On Thursday October 15, 2015, in conjunction with Archtober and New York Archives Week, the Guggenheim will host its third Wikipedia edit-a-thon - to enhance articles related to women in architecture on Wikipedia. The Guggenheim aims to further the goals of Ada Lovelace Day for STEM, and Art+Feminism for art, in a field that, by its nature combines both. The Guggenheim will work alongside ArchiteXX, the founders of WikiD: Women Wikipedia Design #wikiD, the international education and advocacy program working to increase the number of Wikipedia articles on women in architecture and the built environment.
The Women in Architecture Survey, which is sponsored by UK magazine Architect's Journal, is open to both men and women and aims to track the perceptions of gender equality in the workplace. It's already yielded significant results - the survey last year revealed large pay gaps between male and female architects, as well as interesting perceptions of work/life balance of the different genders. Research goes towards the Architect's Journal's Women in Architecture campaign, whose goal it is to promote the status of women in the industry. You can find the survey here.

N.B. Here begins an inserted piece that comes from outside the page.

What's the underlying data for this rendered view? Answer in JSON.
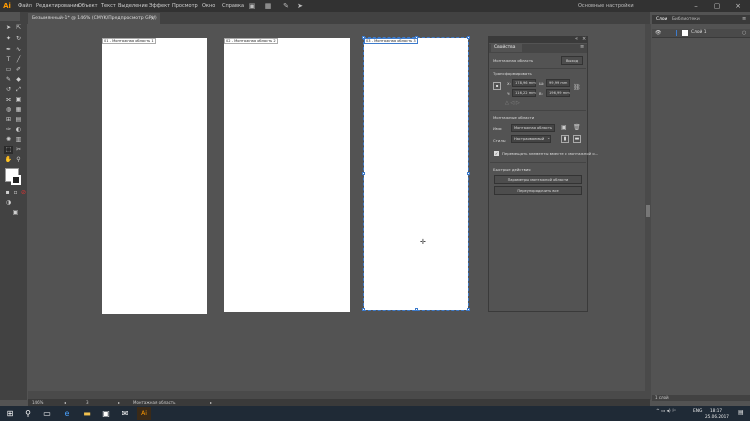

Through research, discussions and essays from a variety of resources, Parlour: Women, Equity, Architecture is a platform, a coach, and an inspiration that is available to women worldwide in an effort to bridge the gender gap that exist in the historically male dominant profession of architecture. Launched by a team of scholars led by Dr. Naomi Stead from The University of Queensland and developed and edited by Justine Clark from The University of Melbourne, this website is relevant to all members of the profession, women and men, in all parts of the world. It highlights the reasons why gender gaps are felt as in “implicit bias” whether in pay scale or upward mobility, even though discrimination and prejudices may not be explicit. In this regard, the website and its collection of resources, aims to create a forum for a dialogue about the actual and perceived barriers that empowers women to challenge the social structure that fosters this proven under-representation, whether it is due to professional practices and “gendered behavioral practices” or pressures that women feel to leave the profession at a much higher rate than men.
More after the break.